Patrick Quirk is a business and technology executive who specializes in operations management, strategic partnerships, and technology leadership in data center, telecommunications, software, and semiconductor markets. Prior to joining Nautilus, he spent the past year working with small businesses and non-profits on survival and growth strategies in addition to PE advisory roles for critical infrastructure acquisitions. Quirk was the President of Avocent Corp, a subsidiary of Vertiv, the Vice President and General Manager for the IT Systems business, and the VP/GM of Converged Systems at Emerson Network Power, providing data center management infrastructure for data center IT, power, and thermal management products. He has held numerous global leadership roles in startups and large multinational companies including LSI and Motorola in the networking and semiconductor markets.

Rob Pfleging

Most recently, Rob was the Senior Vice President of Global Solutions at Vertiv Co, formerly Emerson Network Power. Vertiv Co is an international company that designs, develops and maintains critical infrastructures that run vital applications in data centers, communication networks and commercial and industrial facilities. Rob was responsible for the global solutions line of business at ​​Vertiv, which serves the Americas, Europe and Asia. Prior to Vertiv, Rob was the Vice President of Expansion and Innovation, Datacenter Engineering at CenturyLink, where he was responsible for 55 datacenters across North America, Europe and Asia. Before working for CenturyLink, Rob was the Executive Director of Computer/Data Center Operations at Mercy, where he led datacenter engineering and operations, desktop field services, call center services, and asset management and logistics for more than 40 hospitals. Before fulfilling this mission at Mercy, Rob held various engineering management and sales positions at Schneider Electric. Rob Pfleging additionally served for 6 years in the United States Marine Corps.

James Connaughton

James Connaughton is a globally distinguished energy, environment, technology expert, as both corporate leader and White House policymaker. Mr. Connaughton is the CEO of Nautilus Data Technologies, a high-performance, ultra-efficient, and sustainable data center infrastructure company powered by its proprietary water-cooling system. Before joining Nautilus Data Technologies, he served as Executive Vice President of, a leading enterprise AI software provider for accelerating digital transformation.

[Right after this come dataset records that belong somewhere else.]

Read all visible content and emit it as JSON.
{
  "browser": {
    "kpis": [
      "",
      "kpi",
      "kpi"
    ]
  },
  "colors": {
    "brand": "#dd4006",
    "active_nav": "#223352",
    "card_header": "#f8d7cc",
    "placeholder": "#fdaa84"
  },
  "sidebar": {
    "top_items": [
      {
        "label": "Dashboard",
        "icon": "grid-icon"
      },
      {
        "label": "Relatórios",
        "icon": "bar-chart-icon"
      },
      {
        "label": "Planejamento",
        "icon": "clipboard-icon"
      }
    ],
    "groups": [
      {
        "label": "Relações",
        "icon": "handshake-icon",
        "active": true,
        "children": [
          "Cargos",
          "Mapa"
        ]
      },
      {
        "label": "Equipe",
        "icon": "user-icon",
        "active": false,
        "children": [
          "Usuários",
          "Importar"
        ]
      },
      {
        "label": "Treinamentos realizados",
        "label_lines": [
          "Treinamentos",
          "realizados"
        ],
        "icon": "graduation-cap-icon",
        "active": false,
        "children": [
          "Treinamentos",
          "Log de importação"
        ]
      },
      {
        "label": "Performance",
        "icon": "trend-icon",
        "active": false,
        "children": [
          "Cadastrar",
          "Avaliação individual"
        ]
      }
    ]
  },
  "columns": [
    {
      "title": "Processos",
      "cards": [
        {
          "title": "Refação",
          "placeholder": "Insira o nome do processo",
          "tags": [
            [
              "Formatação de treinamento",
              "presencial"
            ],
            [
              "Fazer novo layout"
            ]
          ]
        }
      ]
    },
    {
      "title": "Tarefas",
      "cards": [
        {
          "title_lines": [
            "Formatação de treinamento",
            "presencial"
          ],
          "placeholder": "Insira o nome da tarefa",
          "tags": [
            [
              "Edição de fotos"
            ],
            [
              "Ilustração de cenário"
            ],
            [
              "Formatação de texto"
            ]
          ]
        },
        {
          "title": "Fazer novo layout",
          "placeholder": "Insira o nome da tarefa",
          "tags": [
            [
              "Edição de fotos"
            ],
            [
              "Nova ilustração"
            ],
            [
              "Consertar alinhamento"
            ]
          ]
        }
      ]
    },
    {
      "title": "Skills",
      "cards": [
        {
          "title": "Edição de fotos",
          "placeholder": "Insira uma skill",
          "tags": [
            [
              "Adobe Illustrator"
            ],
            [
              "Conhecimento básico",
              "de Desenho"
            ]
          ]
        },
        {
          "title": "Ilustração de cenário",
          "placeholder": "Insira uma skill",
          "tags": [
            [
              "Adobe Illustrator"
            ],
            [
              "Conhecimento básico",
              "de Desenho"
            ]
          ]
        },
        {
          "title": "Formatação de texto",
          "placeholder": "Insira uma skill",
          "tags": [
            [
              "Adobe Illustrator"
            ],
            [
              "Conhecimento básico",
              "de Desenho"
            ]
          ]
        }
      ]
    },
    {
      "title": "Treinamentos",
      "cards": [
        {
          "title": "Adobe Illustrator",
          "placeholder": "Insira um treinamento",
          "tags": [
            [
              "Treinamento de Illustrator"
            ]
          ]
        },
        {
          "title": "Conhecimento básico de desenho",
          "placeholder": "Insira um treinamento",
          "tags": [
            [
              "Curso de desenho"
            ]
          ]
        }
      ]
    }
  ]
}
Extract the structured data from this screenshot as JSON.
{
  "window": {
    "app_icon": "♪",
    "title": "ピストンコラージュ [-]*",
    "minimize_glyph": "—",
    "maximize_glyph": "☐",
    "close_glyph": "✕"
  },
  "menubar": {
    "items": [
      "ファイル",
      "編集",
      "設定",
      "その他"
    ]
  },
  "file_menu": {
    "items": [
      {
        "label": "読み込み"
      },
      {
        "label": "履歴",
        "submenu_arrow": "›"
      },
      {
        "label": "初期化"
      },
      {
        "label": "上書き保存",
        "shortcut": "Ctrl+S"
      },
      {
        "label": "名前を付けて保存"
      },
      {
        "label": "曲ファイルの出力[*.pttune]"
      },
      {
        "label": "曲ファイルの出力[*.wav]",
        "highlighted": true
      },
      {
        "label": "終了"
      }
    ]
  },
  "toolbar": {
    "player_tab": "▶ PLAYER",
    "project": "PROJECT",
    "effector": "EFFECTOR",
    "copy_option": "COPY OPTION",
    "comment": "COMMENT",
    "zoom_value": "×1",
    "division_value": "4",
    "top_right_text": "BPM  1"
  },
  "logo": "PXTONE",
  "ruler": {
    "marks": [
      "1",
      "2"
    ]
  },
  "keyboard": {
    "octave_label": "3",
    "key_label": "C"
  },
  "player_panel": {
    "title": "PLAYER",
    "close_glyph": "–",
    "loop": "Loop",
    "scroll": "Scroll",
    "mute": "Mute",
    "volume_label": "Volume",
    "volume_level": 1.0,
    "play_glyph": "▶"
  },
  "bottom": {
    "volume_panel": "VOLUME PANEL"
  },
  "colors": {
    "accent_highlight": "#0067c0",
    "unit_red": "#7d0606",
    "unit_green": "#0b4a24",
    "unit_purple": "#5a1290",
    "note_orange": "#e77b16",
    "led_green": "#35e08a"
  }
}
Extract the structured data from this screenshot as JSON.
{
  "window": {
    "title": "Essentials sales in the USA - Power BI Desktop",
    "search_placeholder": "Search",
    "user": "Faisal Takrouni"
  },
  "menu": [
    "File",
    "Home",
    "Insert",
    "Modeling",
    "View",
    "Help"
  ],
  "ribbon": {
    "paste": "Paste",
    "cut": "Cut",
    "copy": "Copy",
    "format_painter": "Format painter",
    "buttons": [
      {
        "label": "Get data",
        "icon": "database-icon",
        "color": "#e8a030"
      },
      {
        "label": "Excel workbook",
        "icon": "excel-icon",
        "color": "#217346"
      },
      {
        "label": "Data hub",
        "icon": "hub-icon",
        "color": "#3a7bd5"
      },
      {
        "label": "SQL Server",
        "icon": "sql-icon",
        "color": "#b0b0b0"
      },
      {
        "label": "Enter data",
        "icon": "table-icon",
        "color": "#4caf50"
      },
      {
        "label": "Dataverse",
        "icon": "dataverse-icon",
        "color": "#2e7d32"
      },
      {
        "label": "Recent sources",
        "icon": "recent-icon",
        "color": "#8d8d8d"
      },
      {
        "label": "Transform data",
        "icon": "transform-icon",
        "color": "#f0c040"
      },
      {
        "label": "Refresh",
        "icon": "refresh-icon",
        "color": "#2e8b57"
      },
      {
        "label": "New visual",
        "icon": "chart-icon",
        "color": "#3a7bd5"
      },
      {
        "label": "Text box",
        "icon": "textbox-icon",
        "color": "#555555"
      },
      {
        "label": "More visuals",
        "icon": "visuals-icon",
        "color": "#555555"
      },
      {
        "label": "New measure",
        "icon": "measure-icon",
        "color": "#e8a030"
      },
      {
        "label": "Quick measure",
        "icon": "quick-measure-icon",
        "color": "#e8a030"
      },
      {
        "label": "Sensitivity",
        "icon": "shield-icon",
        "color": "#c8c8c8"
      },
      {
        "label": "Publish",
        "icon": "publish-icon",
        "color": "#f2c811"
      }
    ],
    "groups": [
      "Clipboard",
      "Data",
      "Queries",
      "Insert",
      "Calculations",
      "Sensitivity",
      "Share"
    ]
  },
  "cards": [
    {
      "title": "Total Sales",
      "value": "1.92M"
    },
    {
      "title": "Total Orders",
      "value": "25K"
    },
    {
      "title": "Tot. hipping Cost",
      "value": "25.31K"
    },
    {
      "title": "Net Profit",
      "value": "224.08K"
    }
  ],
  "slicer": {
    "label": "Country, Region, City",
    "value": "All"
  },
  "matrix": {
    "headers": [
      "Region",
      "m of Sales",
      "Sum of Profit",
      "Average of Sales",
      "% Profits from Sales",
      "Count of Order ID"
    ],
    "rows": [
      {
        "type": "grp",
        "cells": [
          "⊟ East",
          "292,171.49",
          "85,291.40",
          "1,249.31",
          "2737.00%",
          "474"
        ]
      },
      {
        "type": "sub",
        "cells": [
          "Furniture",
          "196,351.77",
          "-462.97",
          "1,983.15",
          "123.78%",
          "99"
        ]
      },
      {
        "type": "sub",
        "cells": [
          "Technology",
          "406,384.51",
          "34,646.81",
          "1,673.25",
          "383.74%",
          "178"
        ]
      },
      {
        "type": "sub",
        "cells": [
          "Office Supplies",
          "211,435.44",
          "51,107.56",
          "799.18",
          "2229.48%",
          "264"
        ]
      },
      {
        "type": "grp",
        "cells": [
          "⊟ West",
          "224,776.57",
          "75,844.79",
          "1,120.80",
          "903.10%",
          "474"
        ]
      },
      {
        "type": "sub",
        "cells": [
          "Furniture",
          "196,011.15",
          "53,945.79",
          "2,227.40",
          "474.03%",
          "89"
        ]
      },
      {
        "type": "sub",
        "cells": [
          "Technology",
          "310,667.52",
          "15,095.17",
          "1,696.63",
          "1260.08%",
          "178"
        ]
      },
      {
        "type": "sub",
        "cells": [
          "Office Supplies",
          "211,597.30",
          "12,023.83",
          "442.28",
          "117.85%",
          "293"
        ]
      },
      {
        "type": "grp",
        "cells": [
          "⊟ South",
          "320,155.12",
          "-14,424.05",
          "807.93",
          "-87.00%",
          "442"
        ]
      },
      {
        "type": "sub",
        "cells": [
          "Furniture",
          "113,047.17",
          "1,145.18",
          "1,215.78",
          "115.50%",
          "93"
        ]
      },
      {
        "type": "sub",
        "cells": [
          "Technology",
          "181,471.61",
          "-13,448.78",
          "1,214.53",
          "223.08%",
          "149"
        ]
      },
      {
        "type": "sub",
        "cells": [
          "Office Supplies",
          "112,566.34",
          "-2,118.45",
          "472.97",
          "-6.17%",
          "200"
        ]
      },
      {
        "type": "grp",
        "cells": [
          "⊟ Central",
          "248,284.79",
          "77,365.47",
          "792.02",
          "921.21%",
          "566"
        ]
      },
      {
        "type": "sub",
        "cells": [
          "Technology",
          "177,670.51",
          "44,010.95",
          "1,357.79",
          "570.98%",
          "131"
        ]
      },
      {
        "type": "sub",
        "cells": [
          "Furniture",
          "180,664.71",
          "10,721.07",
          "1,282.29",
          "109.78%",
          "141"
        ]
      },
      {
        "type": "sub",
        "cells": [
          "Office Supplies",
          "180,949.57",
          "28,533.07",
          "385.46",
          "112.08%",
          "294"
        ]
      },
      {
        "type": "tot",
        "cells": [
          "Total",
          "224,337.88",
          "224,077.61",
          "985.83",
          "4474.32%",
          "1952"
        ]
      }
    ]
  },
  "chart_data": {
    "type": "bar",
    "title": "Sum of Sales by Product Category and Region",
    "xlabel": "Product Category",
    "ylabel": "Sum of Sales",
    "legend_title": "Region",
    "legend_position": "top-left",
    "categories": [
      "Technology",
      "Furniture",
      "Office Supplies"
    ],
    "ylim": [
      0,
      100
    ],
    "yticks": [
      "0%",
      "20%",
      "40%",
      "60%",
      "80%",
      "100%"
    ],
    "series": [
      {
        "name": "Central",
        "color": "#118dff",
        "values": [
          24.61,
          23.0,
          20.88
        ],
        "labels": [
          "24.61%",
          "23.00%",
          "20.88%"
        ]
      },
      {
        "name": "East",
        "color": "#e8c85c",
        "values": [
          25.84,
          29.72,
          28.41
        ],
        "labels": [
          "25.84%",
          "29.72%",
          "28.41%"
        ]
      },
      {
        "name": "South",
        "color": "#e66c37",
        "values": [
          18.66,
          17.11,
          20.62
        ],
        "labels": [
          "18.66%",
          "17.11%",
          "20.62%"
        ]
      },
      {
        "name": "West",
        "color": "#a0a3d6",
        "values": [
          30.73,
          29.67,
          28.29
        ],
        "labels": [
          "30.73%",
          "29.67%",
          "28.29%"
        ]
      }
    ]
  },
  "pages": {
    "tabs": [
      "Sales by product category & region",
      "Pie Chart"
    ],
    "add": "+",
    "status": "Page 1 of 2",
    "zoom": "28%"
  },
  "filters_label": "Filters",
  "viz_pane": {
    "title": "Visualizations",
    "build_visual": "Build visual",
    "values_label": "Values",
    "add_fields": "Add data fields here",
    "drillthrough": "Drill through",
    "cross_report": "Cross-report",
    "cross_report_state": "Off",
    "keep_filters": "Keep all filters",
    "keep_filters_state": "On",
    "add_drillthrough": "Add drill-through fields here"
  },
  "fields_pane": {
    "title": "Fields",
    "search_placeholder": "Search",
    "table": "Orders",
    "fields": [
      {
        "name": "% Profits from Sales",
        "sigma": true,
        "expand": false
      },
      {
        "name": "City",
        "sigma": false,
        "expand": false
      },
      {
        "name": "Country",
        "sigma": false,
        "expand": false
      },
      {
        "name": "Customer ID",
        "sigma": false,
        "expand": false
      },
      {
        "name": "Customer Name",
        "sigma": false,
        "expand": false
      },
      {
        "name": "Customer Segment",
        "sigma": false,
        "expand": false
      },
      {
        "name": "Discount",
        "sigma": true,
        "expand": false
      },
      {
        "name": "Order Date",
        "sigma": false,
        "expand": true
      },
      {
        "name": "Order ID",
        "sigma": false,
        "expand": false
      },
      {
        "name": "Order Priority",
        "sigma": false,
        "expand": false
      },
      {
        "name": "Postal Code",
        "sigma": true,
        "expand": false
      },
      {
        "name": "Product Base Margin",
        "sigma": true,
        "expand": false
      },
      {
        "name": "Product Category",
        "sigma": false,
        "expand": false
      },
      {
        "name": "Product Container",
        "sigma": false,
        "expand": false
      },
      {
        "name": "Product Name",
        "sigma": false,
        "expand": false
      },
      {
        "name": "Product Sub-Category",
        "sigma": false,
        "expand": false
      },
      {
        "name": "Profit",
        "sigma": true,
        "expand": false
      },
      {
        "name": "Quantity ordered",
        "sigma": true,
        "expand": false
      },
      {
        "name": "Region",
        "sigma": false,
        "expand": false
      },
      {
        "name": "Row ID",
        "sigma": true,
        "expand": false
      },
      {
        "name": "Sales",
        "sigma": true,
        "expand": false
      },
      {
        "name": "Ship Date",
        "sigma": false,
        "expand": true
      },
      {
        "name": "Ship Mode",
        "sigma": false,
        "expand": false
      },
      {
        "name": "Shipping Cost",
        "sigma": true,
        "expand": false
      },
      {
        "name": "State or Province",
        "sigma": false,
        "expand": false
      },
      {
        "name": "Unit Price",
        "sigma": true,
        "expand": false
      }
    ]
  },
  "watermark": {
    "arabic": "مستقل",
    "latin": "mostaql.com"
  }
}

From 2009-2013, Mr. Connaughton was Executive Vice President and a member of the Management Committee of Exelon and Constellation Energy, two of America’s cleanest, competitive suppliers of electricity, natural gas, and energy services. In 2001, Mr. Connaughton was unanimously confirmed by the US Senate to serve as Chairman of the White House Council on Environmental Quality. He served as President George W. Bush’s senior advisor on energy, environment, and natural resources, and as Director of the White House Office of Environmental Policy. During his eight-year service, Mr. Connaughton worked closely with the President, the Cabinet, and the Congress to develop and implement energy, environment, natural resource, and climate change policies. An avid ocean conservationist, Mr. Connaughton helped establish four of the largest and most ecologically diverse marine resource conservation areas in the world.

Mr. Connaughton is a member of the Advisory Board of the ClearPath Foundation and serves as an Advisor to X (Google’s Moonshot Factory) and Shine Technologies, a medical and commercial isotope company. He is also a member of the Board of Directors at the Resources for the Future and a member of the Advisory Boards at Yale’s Center on Environmental Law and Policy and Columbia’s Global Center on Energy Policy.